Try it
For the word "this", report how many lines of the records below contain it, and nothing more.

__________________________________________________

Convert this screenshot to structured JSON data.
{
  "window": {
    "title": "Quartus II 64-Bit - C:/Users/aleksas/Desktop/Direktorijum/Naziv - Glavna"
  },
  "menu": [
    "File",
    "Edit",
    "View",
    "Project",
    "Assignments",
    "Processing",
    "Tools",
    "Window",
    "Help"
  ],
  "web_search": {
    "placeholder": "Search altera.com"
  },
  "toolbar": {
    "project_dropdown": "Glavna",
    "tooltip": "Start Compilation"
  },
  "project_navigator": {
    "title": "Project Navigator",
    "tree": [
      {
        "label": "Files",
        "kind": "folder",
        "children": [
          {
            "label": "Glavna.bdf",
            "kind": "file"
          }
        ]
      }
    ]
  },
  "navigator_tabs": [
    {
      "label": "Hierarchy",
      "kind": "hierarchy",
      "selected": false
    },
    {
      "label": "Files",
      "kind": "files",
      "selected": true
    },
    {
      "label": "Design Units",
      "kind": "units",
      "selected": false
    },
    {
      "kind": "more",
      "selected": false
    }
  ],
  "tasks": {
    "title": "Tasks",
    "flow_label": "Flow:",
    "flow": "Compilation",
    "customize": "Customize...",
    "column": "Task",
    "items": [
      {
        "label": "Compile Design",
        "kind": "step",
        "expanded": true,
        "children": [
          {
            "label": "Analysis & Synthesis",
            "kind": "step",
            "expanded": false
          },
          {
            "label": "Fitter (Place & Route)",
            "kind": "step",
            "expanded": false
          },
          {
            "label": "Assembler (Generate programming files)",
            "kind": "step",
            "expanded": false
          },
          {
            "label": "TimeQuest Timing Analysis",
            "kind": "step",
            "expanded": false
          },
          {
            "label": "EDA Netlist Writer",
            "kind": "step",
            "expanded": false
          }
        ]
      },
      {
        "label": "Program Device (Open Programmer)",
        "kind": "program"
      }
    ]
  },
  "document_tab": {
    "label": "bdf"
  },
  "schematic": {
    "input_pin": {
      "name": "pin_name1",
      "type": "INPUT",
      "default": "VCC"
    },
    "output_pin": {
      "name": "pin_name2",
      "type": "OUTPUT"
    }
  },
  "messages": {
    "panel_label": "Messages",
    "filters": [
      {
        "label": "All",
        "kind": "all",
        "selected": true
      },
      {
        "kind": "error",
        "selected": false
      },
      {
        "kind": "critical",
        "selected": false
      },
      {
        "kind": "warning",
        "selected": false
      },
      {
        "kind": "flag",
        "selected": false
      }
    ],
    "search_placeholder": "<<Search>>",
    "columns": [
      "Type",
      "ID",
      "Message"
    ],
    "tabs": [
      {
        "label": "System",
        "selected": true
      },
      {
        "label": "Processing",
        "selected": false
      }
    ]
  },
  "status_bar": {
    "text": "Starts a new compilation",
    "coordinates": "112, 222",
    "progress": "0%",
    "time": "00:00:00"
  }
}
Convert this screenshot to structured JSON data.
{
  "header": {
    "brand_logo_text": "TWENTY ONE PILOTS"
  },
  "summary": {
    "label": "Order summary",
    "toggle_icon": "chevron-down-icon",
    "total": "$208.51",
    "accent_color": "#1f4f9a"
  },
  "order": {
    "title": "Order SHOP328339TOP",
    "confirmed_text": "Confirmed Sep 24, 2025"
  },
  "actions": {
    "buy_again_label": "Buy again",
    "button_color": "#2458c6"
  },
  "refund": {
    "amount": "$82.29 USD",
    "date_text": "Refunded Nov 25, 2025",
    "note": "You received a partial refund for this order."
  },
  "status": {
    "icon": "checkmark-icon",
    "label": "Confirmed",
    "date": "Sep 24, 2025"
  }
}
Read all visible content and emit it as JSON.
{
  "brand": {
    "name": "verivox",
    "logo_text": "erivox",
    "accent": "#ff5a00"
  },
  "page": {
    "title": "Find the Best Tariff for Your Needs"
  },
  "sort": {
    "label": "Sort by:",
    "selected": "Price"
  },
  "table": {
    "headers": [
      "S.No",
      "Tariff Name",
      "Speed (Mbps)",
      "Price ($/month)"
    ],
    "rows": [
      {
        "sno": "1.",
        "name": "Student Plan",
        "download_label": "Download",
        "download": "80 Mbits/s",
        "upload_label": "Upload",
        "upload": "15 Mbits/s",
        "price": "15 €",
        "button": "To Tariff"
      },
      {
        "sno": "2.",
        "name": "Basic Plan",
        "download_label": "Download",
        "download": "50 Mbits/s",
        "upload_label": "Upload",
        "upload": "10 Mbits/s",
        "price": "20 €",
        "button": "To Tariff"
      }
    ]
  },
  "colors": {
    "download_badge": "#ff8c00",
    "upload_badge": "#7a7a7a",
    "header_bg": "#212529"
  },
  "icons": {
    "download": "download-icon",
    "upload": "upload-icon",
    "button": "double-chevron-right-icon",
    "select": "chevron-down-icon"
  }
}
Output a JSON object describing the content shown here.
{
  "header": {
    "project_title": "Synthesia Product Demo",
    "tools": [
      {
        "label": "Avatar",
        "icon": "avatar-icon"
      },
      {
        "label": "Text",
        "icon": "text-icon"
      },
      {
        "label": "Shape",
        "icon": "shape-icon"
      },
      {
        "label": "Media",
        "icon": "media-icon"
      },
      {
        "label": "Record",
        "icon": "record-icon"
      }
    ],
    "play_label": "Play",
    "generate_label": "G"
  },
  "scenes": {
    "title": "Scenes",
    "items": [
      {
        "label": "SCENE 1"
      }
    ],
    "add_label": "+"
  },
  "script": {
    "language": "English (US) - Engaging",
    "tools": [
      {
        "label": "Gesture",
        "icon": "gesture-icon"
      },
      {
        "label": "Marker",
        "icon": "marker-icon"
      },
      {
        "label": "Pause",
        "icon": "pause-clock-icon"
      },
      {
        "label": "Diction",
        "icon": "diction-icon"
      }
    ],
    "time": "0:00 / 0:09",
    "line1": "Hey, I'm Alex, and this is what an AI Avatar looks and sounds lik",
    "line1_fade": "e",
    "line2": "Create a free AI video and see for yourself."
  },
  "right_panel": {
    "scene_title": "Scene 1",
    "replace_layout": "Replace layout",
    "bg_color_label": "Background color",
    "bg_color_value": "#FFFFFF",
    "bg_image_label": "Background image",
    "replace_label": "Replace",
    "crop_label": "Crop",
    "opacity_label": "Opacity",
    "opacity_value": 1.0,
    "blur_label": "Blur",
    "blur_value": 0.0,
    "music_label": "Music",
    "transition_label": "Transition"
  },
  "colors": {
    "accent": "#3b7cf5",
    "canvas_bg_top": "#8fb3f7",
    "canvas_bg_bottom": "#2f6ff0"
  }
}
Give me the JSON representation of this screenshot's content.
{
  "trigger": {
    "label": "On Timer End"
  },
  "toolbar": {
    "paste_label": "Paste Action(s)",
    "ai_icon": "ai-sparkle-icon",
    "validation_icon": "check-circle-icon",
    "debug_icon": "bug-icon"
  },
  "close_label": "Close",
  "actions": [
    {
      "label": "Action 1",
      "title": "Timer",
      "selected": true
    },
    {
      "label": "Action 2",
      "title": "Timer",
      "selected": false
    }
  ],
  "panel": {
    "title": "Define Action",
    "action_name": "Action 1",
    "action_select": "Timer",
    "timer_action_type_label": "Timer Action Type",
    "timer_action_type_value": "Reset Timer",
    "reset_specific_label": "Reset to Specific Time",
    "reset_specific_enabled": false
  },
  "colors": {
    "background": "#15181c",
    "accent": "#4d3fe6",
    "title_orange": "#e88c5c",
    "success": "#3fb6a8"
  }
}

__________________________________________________

Response below
5